Mayor Jarrett Fishpaw credited the city’s staff for their efforts in keeping the city fiscally sound during a time when economic recovery remains slow.
“We’ve had a kind of sluggish recovery from the recessionary period,” he said. “It’s good to see that even with sluggish returns, our city was able to increase the gap between our revenues and expenses by maintaining very prudent decision-making at the departmental level.”
The report also showed that the city executed an $850,000 planned pay-down of its CalPERS side fund liabilities, leaving a remaining balance of approximately $150,000. In addition, the city reported a $5.2 million balance in its emergency reserves, falling just short of achieving its overall budget reserve goal of 20 percent.
With this in mind, Fishpaw noted that once the city reaches its 20 percent threshold, it could consider taking steps to further increase reserves in the coming years to as much as 40 percent.
“It gives us a lot of options. … There’s the potential that in future years we might be able to consider, do we need to exceed this 20 percent?” he said.
At fiscal year’s end, the city’s capital improvement fund showed a balance at $6.3 million, with $4.1 million committed to authorized projects.
Overall, the city invested $5 million in capital improvements during the fiscal year, which includes $2.2 million for the city’s First Street streetscape improvements.

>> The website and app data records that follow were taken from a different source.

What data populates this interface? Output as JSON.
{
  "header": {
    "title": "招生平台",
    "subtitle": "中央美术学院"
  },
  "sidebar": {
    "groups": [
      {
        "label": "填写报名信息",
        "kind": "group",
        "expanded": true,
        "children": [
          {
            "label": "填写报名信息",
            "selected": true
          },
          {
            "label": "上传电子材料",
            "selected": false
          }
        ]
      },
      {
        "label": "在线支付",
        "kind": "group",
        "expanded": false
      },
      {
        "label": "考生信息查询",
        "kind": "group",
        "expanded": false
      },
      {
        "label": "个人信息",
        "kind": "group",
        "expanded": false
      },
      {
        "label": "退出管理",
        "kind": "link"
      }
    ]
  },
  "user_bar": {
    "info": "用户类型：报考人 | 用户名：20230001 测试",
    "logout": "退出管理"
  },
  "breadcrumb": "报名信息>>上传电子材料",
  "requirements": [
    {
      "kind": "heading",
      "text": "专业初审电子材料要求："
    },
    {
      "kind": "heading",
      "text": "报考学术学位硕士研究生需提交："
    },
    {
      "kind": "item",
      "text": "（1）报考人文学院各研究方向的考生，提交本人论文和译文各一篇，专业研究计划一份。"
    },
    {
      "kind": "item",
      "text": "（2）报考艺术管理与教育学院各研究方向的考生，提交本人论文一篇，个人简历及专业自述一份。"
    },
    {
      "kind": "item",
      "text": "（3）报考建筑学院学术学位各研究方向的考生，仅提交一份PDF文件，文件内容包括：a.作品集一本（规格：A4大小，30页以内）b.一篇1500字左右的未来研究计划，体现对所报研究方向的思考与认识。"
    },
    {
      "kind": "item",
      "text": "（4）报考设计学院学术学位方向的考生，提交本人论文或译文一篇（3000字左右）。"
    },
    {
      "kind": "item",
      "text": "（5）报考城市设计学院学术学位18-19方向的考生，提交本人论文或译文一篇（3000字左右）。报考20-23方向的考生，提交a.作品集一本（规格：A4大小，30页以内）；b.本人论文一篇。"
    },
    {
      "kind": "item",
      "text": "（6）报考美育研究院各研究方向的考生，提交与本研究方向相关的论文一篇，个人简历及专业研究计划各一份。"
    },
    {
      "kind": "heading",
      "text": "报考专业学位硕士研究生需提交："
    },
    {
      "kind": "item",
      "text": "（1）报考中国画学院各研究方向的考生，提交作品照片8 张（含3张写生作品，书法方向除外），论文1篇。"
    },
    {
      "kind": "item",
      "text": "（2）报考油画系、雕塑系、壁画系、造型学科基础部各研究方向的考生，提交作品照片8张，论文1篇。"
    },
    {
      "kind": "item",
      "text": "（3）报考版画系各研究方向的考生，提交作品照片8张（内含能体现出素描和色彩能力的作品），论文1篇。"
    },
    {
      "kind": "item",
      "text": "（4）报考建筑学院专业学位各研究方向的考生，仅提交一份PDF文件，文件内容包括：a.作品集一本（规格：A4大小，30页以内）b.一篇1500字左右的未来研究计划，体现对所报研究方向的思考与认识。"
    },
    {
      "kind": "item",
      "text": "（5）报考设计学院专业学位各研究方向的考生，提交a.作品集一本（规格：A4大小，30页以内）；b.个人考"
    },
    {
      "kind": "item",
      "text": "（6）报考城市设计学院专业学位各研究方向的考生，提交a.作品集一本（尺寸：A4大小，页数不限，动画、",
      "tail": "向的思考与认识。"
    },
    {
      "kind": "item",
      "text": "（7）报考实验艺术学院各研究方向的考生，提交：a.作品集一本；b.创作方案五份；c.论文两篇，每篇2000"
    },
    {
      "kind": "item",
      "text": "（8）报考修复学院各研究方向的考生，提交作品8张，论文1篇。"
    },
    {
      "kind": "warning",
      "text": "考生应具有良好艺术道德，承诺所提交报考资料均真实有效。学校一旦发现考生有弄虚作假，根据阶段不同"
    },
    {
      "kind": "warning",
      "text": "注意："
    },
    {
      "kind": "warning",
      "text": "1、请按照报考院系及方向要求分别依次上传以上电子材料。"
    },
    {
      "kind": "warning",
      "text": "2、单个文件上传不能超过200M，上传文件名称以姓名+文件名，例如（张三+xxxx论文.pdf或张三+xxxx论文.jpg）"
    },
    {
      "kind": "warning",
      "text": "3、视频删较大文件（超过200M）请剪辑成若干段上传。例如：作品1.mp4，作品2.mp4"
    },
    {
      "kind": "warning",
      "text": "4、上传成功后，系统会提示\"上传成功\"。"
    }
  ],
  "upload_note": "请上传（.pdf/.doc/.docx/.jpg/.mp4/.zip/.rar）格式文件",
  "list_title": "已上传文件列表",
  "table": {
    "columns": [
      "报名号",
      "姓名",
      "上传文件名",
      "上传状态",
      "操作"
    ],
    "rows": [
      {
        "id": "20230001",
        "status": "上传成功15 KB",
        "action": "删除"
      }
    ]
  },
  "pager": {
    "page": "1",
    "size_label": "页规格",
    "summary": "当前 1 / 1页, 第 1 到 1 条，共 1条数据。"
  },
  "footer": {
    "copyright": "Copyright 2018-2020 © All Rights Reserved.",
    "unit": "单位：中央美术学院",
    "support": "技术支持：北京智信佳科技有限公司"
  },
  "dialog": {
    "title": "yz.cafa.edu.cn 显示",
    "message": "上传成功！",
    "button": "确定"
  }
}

The report also showed a planned transfer of $700,000 toward future capital project funding. The city’s community facility renewal fund saw a large increase of $3.4 million – leaving it with a balance of $7 million – as a result of development fees paid by the David and Lucile Packard Foundation.
The report also identified numerous ongoing challenges for the city. Among those are the “protracted and sluggish” economic recovery at the state and national levels, the overall health of the California state budget, tepid revenue trends, moderate CalPERS rate increases for the 2012-2013 fiscal year and expected increases in employee health-care costs and post-employment benefit liabilities.
Additionally, the report showed a downturn in sewer fund revenues as a result of residents’ water conservation efforts and highlighted the need to identify a dedicated capital project funding source in the future.
Finance Director Russ Morreale added that for the first time, the report included budget-to-actual financial status reports for all major and minor funds.